[[ GIVEN ENTRIES open ]]
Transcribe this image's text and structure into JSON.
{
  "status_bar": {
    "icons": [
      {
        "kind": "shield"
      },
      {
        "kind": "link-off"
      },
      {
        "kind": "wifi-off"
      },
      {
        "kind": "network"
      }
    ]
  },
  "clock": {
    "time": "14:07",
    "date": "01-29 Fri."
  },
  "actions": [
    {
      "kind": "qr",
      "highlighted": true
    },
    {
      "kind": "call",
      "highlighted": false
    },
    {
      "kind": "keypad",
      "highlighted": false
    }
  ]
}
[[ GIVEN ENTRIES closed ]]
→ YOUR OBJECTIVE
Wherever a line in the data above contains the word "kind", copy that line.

→ EXPECTED ANSWER
        "kind": "shield"
        "kind": "link-off"
        "kind": "wifi-off"
        "kind": "network"
      "kind": "qr",
      "kind": "call",
      "kind": "keypad",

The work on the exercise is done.